I have included a Maven pom.xml for building the application. There is nothing special about it except perhaps that it uses the maven-assembly-plugin to build a JAR including the Spark Streaming Twitter library to avoid ClassNotFoundExceptions when deploying the app. To build, simply type execute

And to execute

Example output:


Wrapping up

The application I presented here does not yet actually do anything to the received tweets, but rather just demonstrates how to establish the Spark/Twitter connection. As a first further step one could experiment with processing the tweets by e.g. extracting and counting hashtags or creating usage statistics based on the geolocation. Be aware though that via the public streaming API you only receive a small sample of all tweets. If I find the time, I will write a post with another sample application that does some processing of the statuses.

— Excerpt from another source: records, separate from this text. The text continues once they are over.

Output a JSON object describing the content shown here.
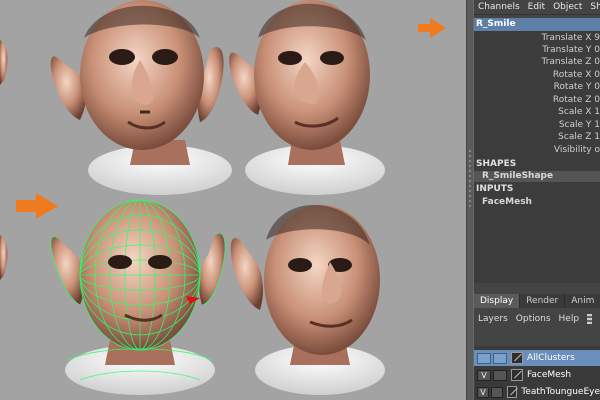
{
  "menubar": [
    "Channels",
    "Edit",
    "Object",
    "Sho"
  ],
  "channel_box": {
    "object_name": "R_Smile",
    "attributes": [
      "Translate X 9",
      "Translate Y 0",
      "Translate Z 0",
      "Rotate X 0",
      "Rotate Y 0",
      "Rotate Z 0",
      "Scale X 1",
      "Scale Y 1",
      "Scale Z 1",
      "Visibility o"
    ],
    "shapes_header": "SHAPES",
    "shape_node": "R_SmileShape",
    "inputs_header": "INPUTS",
    "input_node": "FaceMesh"
  },
  "layer_editor": {
    "tabs": [
      "Display",
      "Render",
      "Anim"
    ],
    "menus": [
      "Layers",
      "Options",
      "Help"
    ],
    "layers": [
      {
        "v": "",
        "name": "AllClusters"
      },
      {
        "v": "V",
        "name": "FaceMesh"
      },
      {
        "v": "V",
        "name": "TeathToungueEye"
      }
    ]
  },
  "colors": {
    "accent": "#5d7fa8",
    "arrow": "#f07a1e",
    "wireframe": "#2aff6a"
  }
}
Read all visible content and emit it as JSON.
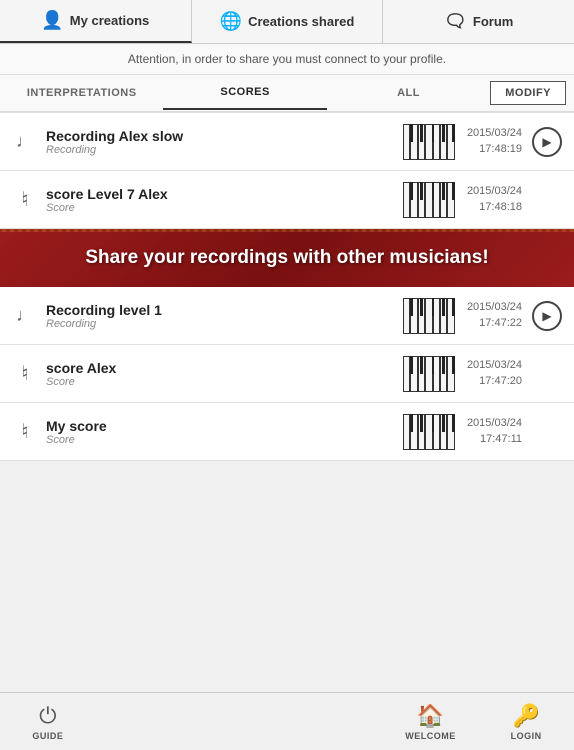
{
  "nav": {
    "tabs": [
      {
        "id": "my-creations",
        "label": "My creations",
        "icon": "👤",
        "active": true
      },
      {
        "id": "creations-shared",
        "label": "Creations shared",
        "icon": "🌐",
        "active": false
      },
      {
        "id": "forum",
        "label": "Forum",
        "icon": "🗨",
        "active": false
      }
    ]
  },
  "attention": {
    "text": "Attention, in order to share you must connect to your profile."
  },
  "filters": {
    "tabs": [
      {
        "id": "interpretations",
        "label": "INTERPRETATIONS",
        "active": false
      },
      {
        "id": "scores",
        "label": "SCORES",
        "active": false
      },
      {
        "id": "all",
        "label": "ALL",
        "active": false
      }
    ],
    "modify_label": "MODIFY"
  },
  "items": [
    {
      "id": "item1",
      "title": "Recording Alex slow",
      "subtitle": "Recording",
      "type": "recording",
      "date": "2015/03/24",
      "time": "17:48:19",
      "has_play": true
    },
    {
      "id": "item2",
      "title": "score Level 7 Alex",
      "subtitle": "Score",
      "type": "score",
      "date": "2015/03/24",
      "time": "17:48:18",
      "has_play": false
    }
  ],
  "promo": {
    "text": "Share your recordings with other musicians!"
  },
  "items2": [
    {
      "id": "item3",
      "title": "Recording level 1",
      "subtitle": "Recording",
      "type": "recording",
      "date": "2015/03/24",
      "time": "17:47:22",
      "has_play": true
    },
    {
      "id": "item4",
      "title": "score Alex",
      "subtitle": "Score",
      "type": "score",
      "date": "2015/03/24",
      "time": "17:47:20",
      "has_play": false
    },
    {
      "id": "item5",
      "title": "My score",
      "subtitle": "Score",
      "type": "score",
      "date": "2015/03/24",
      "time": "17:47:11",
      "has_play": false
    }
  ],
  "bottom_nav": {
    "tabs": [
      {
        "id": "guide",
        "label": "GUIDE",
        "icon": "⏻"
      },
      {
        "id": "welcome",
        "label": "WELCOME",
        "icon": "🏠"
      },
      {
        "id": "login",
        "label": "LOGIN",
        "icon": "🔑"
      }
    ]
  },
  "colors": {
    "accent_red": "#8b1a1a",
    "nav_border": "#cccccc"
  }
}
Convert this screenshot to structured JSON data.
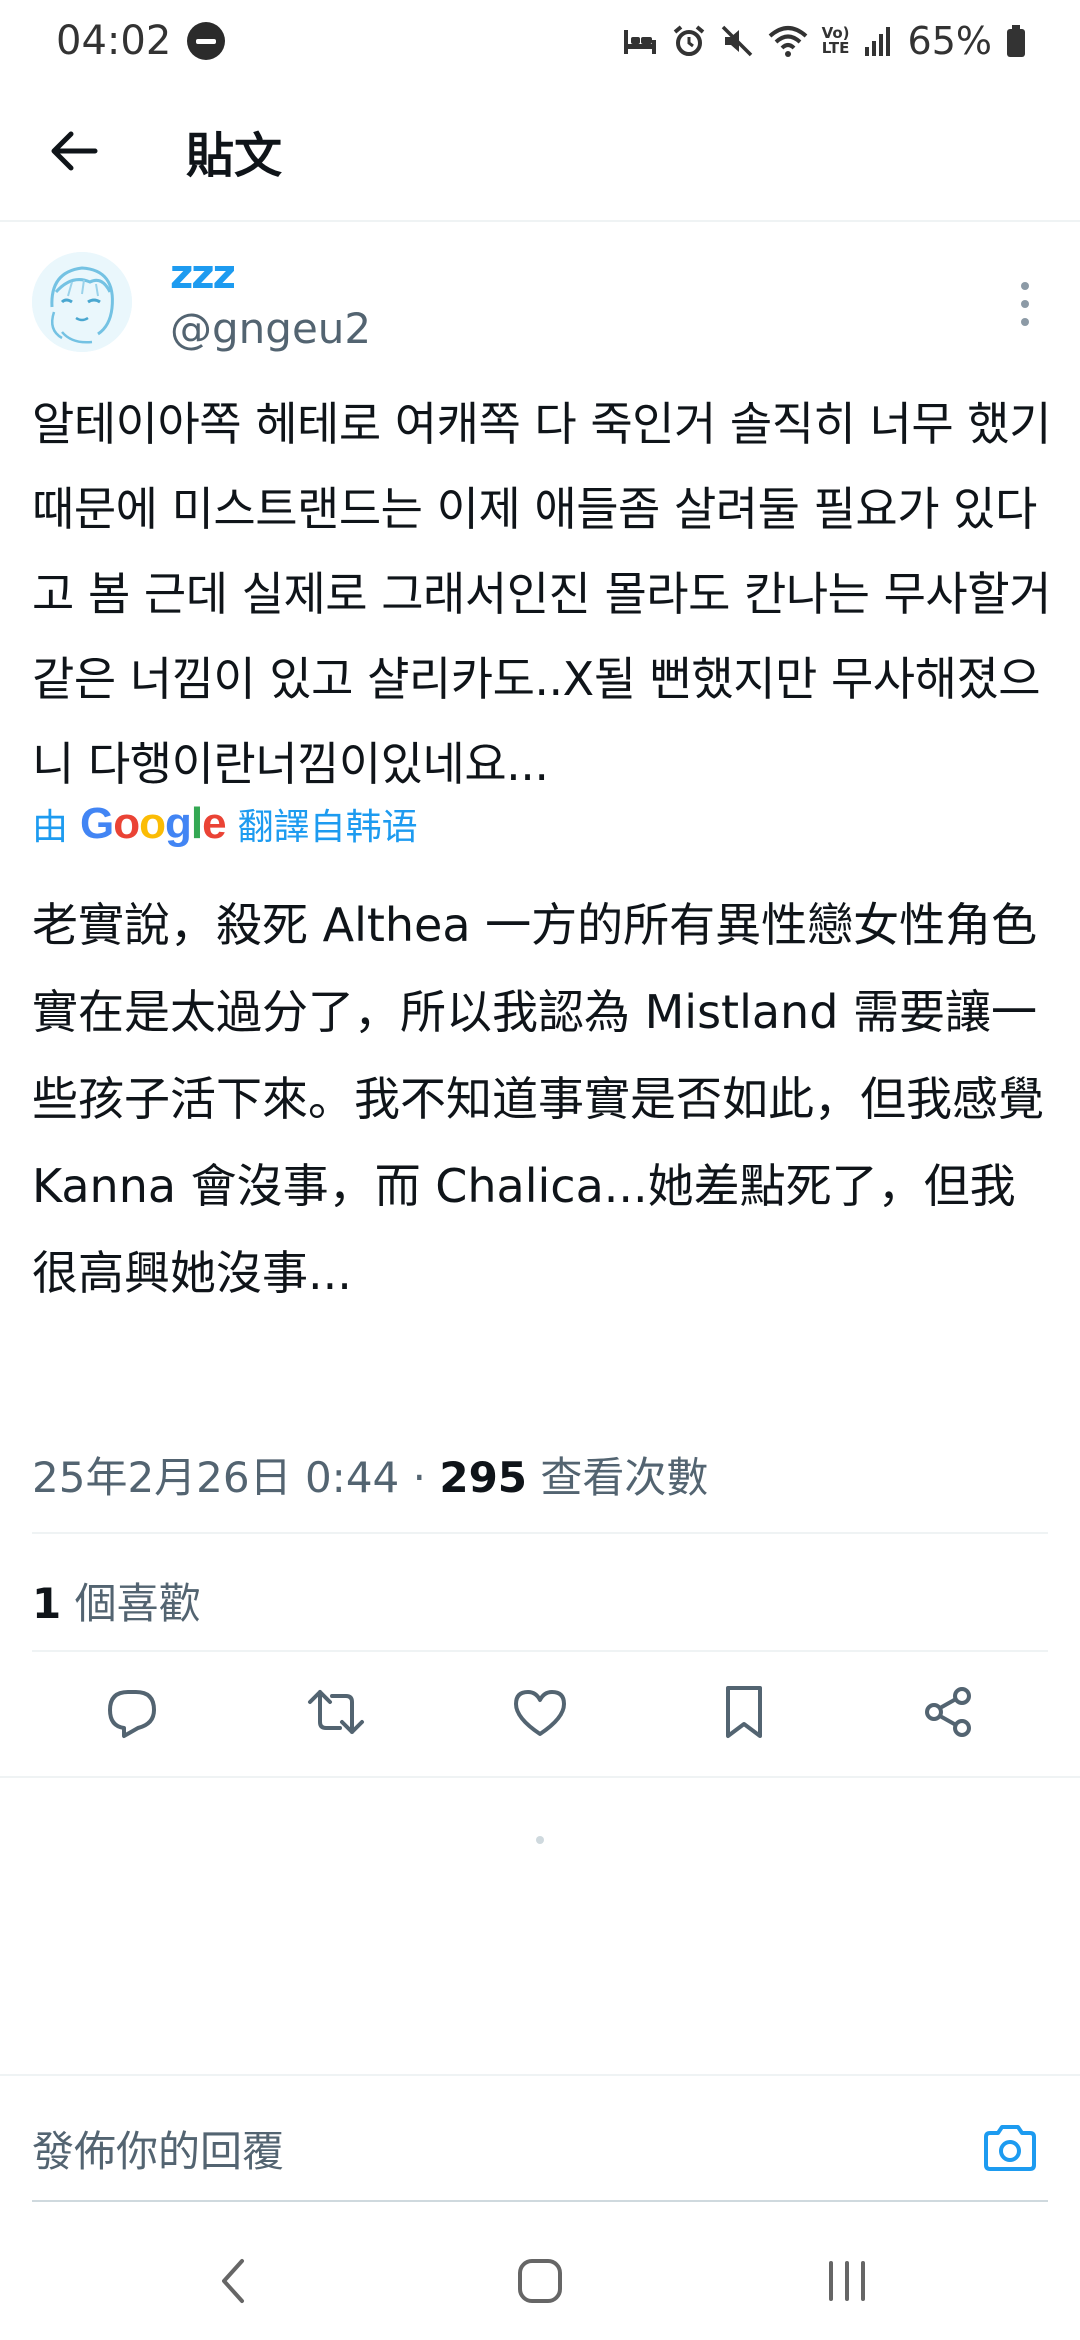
{
  "status_bar": {
    "time": "04:02",
    "battery": "65%",
    "volte_top": "Vo)",
    "volte_bottom": "LTE"
  },
  "header": {
    "title": "貼文"
  },
  "tweet": {
    "author_name": "zzz",
    "handle": "@gngeu2",
    "text": "알테이아쪽 헤테로 여캐쪽 다 죽인거 솔직히 너무 했기때문에 미스트랜드는 이제 애들좀 살려둘 필요가 있다고 봄 근데 실제로 그래서인진 몰라도 칸나는 무사할거같은 너낌이 있고 샬리카도..X될 뻔했지만 무사해졌으니 다행이란너낌이있네요...",
    "translate_prefix": "由",
    "translate_google": "Google",
    "translate_suffix": "翻譯自韩语",
    "translated_text": "老實說，殺死 Althea 一方的所有異性戀女性角色實在是太過分了，所以我認為 Mistland 需要讓一些孩子活下來。我不知道事實是否如此，但我感覺 Kanna 會沒事，而 Chalica...她差點死了，但我很高興她沒事...",
    "timestamp": "25年2月26日 0:44",
    "separator": "·",
    "views_count": "295",
    "views_label": "查看次數",
    "likes_count": "1",
    "likes_label": "個喜歡"
  },
  "reply": {
    "placeholder": "發佈你的回覆"
  },
  "colors": {
    "accent": "#1d9bf0",
    "text_primary": "#0f1419",
    "text_secondary": "#536471",
    "divider": "#eff3f4"
  },
  "icons": {
    "back": "arrow-left-icon",
    "more": "more-vertical-icon",
    "reply": "reply-icon",
    "retweet": "retweet-icon",
    "like": "heart-icon",
    "bookmark": "bookmark-icon",
    "share": "share-icon",
    "camera": "camera-icon"
  }
}
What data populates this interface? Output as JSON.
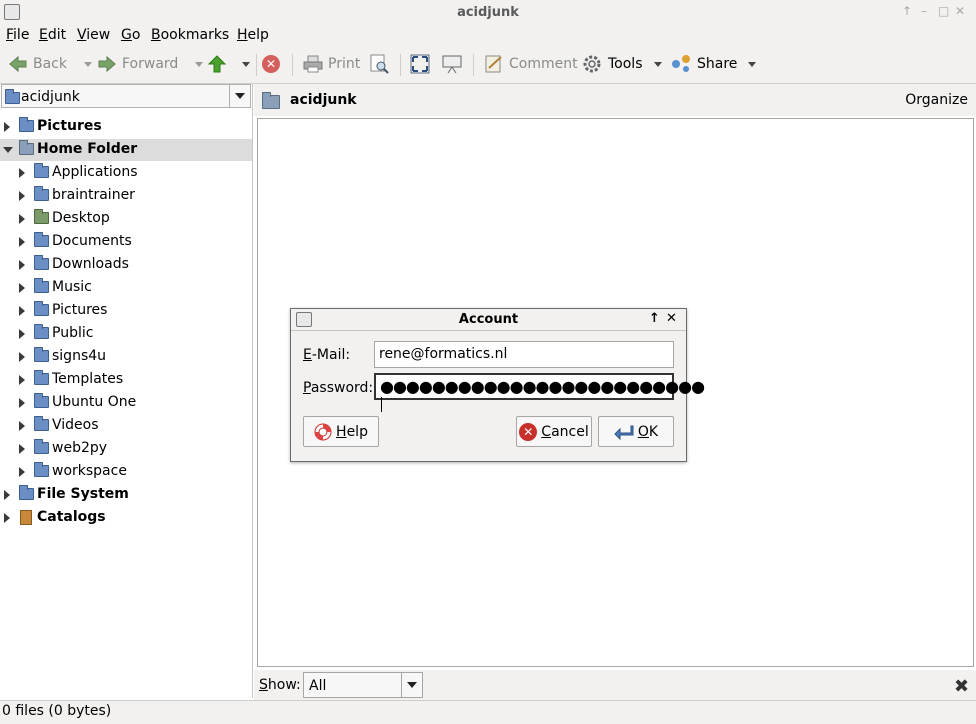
{
  "window": {
    "title": "acidjunk"
  },
  "menubar": {
    "items": [
      {
        "label": "File",
        "accel": "F",
        "rest": "ile"
      },
      {
        "label": "Edit",
        "accel": "E",
        "rest": "dit"
      },
      {
        "label": "View",
        "accel": "V",
        "rest": "iew"
      },
      {
        "label": "Go",
        "accel": "G",
        "rest": "o"
      },
      {
        "label": "Bookmarks",
        "accel": "B",
        "rest": "ookmarks"
      },
      {
        "label": "Help",
        "accel": "H",
        "rest": "elp"
      }
    ]
  },
  "toolbar": {
    "back": "Back",
    "forward": "Forward",
    "print": "Print",
    "comment": "Comment",
    "tools": "Tools",
    "share": "Share"
  },
  "sidebar": {
    "location": "acidjunk",
    "tree": [
      {
        "label": "Pictures",
        "level": 0,
        "bold": true,
        "expanded": false,
        "icon": "folder-icon"
      },
      {
        "label": "Home Folder",
        "level": 0,
        "bold": true,
        "expanded": true,
        "selected": true,
        "icon": "home-folder-icon"
      },
      {
        "label": "Applications",
        "level": 1,
        "icon": "folder-icon"
      },
      {
        "label": "braintrainer",
        "level": 1,
        "icon": "folder-icon"
      },
      {
        "label": "Desktop",
        "level": 1,
        "icon": "desktop-icon"
      },
      {
        "label": "Documents",
        "level": 1,
        "icon": "folder-icon"
      },
      {
        "label": "Downloads",
        "level": 1,
        "icon": "folder-icon"
      },
      {
        "label": "Music",
        "level": 1,
        "icon": "folder-icon"
      },
      {
        "label": "Pictures",
        "level": 1,
        "icon": "folder-icon"
      },
      {
        "label": "Public",
        "level": 1,
        "icon": "folder-icon"
      },
      {
        "label": "signs4u",
        "level": 1,
        "icon": "folder-icon"
      },
      {
        "label": "Templates",
        "level": 1,
        "icon": "folder-icon"
      },
      {
        "label": "Ubuntu One",
        "level": 1,
        "icon": "folder-icon"
      },
      {
        "label": "Videos",
        "level": 1,
        "icon": "folder-icon"
      },
      {
        "label": "web2py",
        "level": 1,
        "icon": "folder-icon"
      },
      {
        "label": "workspace",
        "level": 1,
        "icon": "folder-icon"
      },
      {
        "label": "File System",
        "level": 0,
        "bold": true,
        "expanded": false,
        "icon": "folder-icon"
      },
      {
        "label": "Catalogs",
        "level": 0,
        "bold": true,
        "expanded": false,
        "icon": "catalog-icon"
      }
    ]
  },
  "main": {
    "title": "acidjunk",
    "organize": "Organize",
    "show_label": "Show:",
    "show_value": "All"
  },
  "status": {
    "text": "0 files (0 bytes)"
  },
  "dialog": {
    "title": "Account",
    "email_label_accel": "E",
    "email_label_rest": "-Mail:",
    "email_value": "rene@formatics.nl",
    "password_label_accel": "P",
    "password_label_rest": "assword:",
    "password_dots": "●●●●●●●●●●●●●●●●●●●●●●●●●",
    "help_accel": "H",
    "help_rest": "elp",
    "cancel_accel": "C",
    "cancel_rest": "ancel",
    "ok_accel": "O",
    "ok_rest": "K"
  },
  "colors": {
    "accent_folder": "#6b8fc4",
    "stop_red": "#c9302c",
    "up_green": "#4aa02c"
  }
}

  1. Bollen J, Mao H, Zeng XJ (2011), Twitter mood predicts the stock market. Journal of Computational Science 2: 1–8. PDF
  2. This may at first sound like the holy grail of becoming rich using data analytics. However, the study was performed on an ex-post basis and thus can’t serve well as a trading guide.
  3. Sakaki T, Okazaki M, Matsuo Y (2010), Earthquake shakes Twitter users: real-time event detection by social sensors. WWW ’10 Proceedings of the 19th international conference on World wide web, pages 851-860. PDF
  4. This is a local filter, i.e. it filters the tweets after receiving them. Twitter also offers to pass filter parameters directly to the API call for server-side filtering.